--- START ---

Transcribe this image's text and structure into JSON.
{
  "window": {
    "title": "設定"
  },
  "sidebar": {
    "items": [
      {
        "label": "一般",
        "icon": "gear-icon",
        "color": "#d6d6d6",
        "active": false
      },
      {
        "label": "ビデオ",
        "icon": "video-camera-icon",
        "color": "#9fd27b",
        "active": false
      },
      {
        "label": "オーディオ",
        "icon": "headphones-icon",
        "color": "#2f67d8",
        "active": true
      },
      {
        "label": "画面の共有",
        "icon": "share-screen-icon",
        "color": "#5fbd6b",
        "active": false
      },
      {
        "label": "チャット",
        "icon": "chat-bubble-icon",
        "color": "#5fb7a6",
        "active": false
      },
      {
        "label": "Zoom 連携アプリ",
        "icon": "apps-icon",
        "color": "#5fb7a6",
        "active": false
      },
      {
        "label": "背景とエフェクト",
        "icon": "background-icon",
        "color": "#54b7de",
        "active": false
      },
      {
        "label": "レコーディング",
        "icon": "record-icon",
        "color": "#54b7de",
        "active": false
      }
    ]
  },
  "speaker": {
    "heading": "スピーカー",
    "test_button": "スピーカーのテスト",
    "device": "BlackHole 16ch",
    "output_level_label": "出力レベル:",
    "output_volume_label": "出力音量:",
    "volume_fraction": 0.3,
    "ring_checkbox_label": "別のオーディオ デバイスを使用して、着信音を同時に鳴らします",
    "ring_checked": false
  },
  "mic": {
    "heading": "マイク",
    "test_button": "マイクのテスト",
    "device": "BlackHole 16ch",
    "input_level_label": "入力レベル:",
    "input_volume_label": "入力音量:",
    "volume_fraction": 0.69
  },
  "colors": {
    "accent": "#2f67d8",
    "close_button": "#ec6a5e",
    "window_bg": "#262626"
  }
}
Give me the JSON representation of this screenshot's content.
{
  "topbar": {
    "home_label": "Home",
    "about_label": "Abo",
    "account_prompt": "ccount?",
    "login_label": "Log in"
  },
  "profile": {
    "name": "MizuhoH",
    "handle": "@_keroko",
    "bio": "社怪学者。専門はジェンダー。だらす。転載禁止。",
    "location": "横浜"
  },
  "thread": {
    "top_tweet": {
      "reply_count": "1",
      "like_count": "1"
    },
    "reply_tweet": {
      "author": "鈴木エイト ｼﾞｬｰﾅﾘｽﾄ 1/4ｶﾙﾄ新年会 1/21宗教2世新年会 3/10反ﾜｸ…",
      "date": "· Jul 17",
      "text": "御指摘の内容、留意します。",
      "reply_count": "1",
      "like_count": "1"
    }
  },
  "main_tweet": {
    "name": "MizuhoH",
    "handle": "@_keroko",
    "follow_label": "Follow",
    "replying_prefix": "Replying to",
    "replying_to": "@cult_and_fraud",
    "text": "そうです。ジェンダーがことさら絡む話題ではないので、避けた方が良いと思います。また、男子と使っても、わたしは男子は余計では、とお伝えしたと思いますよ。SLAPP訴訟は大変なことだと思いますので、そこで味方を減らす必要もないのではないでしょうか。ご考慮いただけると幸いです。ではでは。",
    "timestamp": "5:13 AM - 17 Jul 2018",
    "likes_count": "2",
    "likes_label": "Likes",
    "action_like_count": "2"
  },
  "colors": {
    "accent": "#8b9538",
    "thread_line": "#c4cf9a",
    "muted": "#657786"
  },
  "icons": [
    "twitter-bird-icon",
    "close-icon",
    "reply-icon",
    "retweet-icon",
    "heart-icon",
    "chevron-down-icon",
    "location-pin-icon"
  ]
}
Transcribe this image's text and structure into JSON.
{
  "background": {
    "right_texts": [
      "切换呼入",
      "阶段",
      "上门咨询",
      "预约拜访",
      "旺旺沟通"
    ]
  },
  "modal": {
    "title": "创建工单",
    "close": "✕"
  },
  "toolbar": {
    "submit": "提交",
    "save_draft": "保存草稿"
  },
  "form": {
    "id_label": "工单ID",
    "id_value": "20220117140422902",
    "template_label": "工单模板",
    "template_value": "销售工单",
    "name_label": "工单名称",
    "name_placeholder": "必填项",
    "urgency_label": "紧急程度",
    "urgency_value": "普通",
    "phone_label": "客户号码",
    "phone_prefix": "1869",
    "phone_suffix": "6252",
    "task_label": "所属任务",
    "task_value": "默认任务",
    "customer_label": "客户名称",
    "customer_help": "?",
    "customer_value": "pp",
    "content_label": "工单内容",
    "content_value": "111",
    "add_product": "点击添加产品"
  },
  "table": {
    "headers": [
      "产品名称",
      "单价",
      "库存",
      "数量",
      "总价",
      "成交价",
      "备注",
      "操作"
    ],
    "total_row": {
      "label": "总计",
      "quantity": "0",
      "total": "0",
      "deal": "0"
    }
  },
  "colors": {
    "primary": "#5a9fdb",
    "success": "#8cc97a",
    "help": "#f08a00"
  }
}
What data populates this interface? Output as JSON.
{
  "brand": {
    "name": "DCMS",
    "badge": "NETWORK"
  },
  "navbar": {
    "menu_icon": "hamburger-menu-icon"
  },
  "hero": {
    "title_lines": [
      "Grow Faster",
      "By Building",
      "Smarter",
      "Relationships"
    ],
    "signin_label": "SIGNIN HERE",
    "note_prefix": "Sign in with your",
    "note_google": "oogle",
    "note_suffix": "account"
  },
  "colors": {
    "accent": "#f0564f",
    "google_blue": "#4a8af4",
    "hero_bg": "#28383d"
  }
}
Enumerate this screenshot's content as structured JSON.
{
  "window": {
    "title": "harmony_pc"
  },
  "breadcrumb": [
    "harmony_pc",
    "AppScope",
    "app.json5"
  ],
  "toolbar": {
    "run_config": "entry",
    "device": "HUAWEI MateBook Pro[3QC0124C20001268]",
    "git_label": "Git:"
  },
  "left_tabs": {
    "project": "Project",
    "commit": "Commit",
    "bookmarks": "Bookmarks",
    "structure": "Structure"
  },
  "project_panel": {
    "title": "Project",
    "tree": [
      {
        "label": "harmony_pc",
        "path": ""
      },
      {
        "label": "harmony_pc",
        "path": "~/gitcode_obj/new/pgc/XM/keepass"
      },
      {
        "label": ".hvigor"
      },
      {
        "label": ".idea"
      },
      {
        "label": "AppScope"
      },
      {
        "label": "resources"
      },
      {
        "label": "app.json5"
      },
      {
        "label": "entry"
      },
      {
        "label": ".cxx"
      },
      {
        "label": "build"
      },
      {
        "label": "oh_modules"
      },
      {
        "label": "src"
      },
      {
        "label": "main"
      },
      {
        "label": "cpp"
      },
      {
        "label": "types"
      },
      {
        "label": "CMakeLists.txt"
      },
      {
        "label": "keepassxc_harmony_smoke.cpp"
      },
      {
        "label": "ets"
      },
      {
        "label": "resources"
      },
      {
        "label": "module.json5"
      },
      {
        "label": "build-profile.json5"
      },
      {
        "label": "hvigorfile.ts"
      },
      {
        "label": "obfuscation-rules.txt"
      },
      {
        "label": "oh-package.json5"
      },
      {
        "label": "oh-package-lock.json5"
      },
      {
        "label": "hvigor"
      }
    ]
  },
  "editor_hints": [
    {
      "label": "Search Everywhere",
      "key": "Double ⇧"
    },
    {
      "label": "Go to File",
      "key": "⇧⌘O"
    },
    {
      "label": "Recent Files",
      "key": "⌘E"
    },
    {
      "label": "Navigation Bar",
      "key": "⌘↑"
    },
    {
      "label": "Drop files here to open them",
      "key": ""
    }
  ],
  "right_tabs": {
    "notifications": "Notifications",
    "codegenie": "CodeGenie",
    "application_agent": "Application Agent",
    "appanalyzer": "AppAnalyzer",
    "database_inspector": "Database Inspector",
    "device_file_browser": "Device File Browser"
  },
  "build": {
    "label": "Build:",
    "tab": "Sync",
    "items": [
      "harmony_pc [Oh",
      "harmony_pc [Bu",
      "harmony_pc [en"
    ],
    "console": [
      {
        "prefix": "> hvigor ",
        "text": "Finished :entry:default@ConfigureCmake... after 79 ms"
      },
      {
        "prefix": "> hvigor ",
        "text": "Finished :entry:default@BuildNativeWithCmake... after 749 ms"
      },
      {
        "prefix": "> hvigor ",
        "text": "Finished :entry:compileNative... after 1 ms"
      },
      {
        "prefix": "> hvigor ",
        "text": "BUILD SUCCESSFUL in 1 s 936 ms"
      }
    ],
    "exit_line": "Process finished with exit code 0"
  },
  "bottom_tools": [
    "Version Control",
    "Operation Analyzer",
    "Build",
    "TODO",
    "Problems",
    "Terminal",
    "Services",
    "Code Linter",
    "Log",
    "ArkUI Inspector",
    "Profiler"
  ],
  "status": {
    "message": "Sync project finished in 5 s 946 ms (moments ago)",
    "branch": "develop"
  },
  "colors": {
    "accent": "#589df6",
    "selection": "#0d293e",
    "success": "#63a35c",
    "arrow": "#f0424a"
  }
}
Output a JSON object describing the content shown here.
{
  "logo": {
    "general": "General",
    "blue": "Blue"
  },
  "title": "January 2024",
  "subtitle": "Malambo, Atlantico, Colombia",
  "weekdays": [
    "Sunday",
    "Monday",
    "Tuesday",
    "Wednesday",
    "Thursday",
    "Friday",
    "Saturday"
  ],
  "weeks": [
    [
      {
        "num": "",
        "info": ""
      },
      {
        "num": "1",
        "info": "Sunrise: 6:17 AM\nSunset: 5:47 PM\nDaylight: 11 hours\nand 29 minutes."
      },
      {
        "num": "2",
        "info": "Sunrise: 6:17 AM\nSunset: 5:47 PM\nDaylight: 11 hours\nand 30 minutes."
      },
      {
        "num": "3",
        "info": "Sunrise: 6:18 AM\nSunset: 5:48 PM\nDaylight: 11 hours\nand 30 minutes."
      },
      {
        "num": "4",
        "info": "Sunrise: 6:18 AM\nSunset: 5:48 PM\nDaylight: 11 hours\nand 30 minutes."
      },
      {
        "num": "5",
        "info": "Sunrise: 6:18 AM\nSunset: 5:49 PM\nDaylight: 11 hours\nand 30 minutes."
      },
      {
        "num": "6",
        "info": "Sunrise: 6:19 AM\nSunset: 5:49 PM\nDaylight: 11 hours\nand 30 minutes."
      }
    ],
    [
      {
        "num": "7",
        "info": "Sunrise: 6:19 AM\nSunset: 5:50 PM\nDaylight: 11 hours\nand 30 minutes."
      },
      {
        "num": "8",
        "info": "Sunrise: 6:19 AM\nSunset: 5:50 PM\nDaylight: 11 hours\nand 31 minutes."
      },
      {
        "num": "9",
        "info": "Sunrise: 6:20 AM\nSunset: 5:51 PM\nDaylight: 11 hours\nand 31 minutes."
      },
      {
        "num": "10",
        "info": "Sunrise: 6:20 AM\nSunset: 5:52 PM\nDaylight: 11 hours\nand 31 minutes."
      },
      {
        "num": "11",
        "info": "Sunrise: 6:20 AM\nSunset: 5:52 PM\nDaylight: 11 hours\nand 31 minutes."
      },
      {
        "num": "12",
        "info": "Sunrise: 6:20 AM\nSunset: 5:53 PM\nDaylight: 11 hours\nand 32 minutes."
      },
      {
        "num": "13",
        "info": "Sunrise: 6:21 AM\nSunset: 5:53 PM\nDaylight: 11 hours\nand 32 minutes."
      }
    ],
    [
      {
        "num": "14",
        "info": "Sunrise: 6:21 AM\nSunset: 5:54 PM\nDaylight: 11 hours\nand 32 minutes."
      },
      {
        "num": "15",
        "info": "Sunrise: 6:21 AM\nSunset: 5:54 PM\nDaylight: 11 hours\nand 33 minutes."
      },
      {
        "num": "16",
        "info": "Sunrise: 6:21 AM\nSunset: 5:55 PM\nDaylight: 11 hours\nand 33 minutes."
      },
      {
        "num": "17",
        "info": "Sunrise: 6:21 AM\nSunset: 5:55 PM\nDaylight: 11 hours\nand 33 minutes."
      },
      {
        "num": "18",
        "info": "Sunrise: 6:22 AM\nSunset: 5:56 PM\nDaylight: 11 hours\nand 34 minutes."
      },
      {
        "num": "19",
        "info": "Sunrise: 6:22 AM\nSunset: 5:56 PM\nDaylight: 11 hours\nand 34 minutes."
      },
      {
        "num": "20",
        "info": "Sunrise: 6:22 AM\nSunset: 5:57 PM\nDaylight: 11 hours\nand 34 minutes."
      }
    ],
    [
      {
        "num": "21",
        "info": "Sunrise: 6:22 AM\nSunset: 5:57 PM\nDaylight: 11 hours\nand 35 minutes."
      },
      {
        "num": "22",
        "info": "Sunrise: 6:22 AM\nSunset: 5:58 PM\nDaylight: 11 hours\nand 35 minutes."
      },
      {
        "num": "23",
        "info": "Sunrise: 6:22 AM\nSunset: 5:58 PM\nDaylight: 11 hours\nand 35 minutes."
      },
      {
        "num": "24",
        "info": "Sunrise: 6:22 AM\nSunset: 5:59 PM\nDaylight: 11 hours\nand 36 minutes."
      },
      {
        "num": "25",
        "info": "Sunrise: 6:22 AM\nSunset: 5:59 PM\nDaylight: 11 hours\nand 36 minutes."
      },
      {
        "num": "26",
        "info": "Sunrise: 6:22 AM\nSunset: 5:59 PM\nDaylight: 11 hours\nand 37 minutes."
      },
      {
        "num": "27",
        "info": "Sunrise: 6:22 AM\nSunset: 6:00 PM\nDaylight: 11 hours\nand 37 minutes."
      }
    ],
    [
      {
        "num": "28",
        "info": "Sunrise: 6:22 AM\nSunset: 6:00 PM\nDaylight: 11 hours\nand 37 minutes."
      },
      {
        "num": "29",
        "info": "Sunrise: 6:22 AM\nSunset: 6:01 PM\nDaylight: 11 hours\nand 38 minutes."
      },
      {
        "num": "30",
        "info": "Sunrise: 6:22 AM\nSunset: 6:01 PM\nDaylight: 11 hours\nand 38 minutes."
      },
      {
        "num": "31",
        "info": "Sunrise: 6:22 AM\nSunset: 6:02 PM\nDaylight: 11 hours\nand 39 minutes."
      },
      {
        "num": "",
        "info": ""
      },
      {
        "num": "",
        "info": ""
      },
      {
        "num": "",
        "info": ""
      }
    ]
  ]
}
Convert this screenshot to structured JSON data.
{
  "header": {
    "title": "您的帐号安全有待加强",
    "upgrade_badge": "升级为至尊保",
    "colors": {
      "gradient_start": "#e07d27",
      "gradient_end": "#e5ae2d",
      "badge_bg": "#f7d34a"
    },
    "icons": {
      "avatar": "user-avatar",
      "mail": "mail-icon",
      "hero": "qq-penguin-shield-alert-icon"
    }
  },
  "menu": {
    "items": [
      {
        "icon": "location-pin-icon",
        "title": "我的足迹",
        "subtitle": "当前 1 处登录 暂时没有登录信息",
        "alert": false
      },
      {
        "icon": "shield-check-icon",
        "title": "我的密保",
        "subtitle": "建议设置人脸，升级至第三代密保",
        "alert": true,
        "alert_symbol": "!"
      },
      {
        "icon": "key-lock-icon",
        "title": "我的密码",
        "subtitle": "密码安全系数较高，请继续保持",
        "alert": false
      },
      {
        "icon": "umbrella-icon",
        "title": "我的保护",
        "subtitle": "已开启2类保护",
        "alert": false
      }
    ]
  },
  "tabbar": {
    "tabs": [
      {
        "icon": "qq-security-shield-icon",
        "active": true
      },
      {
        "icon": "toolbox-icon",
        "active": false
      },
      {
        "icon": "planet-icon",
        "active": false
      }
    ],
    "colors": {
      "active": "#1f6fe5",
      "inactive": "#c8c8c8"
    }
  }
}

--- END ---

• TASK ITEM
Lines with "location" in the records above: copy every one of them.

• YOUR SOLUTION
    "location": "横浜"
    "location-pin-icon"
        "icon": "location-pin-icon",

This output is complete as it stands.